▶ _GIVEN RECORDS_:
---

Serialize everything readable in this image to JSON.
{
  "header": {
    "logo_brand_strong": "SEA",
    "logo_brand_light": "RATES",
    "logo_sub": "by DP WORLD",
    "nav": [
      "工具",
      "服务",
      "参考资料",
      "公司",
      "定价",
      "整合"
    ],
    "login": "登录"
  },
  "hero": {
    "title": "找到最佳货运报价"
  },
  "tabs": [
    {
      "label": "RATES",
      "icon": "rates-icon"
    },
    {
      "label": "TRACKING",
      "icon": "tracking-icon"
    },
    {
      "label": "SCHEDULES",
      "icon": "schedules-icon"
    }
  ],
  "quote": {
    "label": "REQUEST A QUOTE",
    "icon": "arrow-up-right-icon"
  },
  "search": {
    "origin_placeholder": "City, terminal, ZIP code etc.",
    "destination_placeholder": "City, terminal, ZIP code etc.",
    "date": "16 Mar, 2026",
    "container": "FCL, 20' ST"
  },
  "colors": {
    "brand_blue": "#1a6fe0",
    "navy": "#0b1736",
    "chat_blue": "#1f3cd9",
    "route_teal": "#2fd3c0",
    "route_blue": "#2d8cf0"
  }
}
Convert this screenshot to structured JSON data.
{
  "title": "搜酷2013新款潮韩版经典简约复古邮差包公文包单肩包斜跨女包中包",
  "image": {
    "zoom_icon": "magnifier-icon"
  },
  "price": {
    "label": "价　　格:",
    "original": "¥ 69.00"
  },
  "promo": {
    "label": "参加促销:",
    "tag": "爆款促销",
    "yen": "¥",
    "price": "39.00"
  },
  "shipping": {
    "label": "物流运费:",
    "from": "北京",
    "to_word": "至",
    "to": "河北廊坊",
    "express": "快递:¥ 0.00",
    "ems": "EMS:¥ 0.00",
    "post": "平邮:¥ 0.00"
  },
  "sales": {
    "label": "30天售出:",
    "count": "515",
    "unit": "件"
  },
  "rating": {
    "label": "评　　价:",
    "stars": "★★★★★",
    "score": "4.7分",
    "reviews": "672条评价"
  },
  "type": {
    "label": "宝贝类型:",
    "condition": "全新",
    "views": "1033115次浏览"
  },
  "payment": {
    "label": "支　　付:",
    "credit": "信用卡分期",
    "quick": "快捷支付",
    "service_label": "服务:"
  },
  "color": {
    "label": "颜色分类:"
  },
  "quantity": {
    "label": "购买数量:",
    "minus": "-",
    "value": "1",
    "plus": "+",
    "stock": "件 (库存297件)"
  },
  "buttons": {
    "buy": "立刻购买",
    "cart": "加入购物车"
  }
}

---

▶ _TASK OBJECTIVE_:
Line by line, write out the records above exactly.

▶ _REPLY_:
Serialize everything readable in this image to JSON.
{
  "header": {
    "logo_brand_strong": "SEA",
    "logo_brand_light": "RATES",
    "logo_sub": "by DP WORLD",
    "nav": [
      "工具",
      "服务",
      "参考资料",
      "公司",
      "定价",
      "整合"
    ],
    "login": "登录"
  },
  "hero": {
    "title": "找到最佳货运报价"
  },
  "tabs": [
    {
      "label": "RATES",
      "icon": "rates-icon"
    },
    {
      "label": "TRACKING",
      "icon": "tracking-icon"
    },
    {
      "label": "SCHEDULES",
      "icon": "schedules-icon"
    }
  ],
  "quote": {
    "label": "REQUEST A QUOTE",
    "icon": "arrow-up-right-icon"
  },
  "search": {
    "origin_placeholder": "City, terminal, ZIP code etc.",
    "destination_placeholder": "City, terminal, ZIP code etc.",
    "date": "16 Mar, 2026",
    "container": "FCL, 20' ST"
  },
  "colors": {
    "brand_blue": "#1a6fe0",
    "navy": "#0b1736",
    "chat_blue": "#1f3cd9",
    "route_teal": "#2fd3c0",
    "route_blue": "#2d8cf0"
  }
}
Convert this screenshot to structured JSON data.
{
  "title": "搜酷2013新款潮韩版经典简约复古邮差包公文包单肩包斜跨女包中包",
  "image": {
    "zoom_icon": "magnifier-icon"
  },
  "price": {
    "label": "价　　格:",
    "original": "¥ 69.00"
  },
  "promo": {
    "label": "参加促销:",
    "tag": "爆款促销",
    "yen": "¥",
    "price": "39.00"
  },
  "shipping": {
    "label": "物流运费:",
    "from": "北京",
    "to_word": "至",
    "to": "河北廊坊",
    "express": "快递:¥ 0.00",
    "ems": "EMS:¥ 0.00",
    "post": "平邮:¥ 0.00"
  },
  "sales": {
    "label": "30天售出:",
    "count": "515",
    "unit": "件"
  },
  "rating": {
    "label": "评　　价:",
    "stars": "★★★★★",
    "score": "4.7分",
    "reviews": "672条评价"
  },
  "type": {
    "label": "宝贝类型:",
    "condition": "全新",
    "views": "1033115次浏览"
  },
  "payment": {
    "label": "支　　付:",
    "credit": "信用卡分期",
    "quick": "快捷支付",
    "service_label": "服务:"
  },
  "color": {
    "label": "颜色分类:"
  },
  "quantity": {
    "label": "购买数量:",
    "minus": "-",
    "value": "1",
    "plus": "+",
    "stock": "件 (库存297件)"
  },
  "buttons": {
    "buy": "立刻购买",
    "cart": "加入购物车"
  }
}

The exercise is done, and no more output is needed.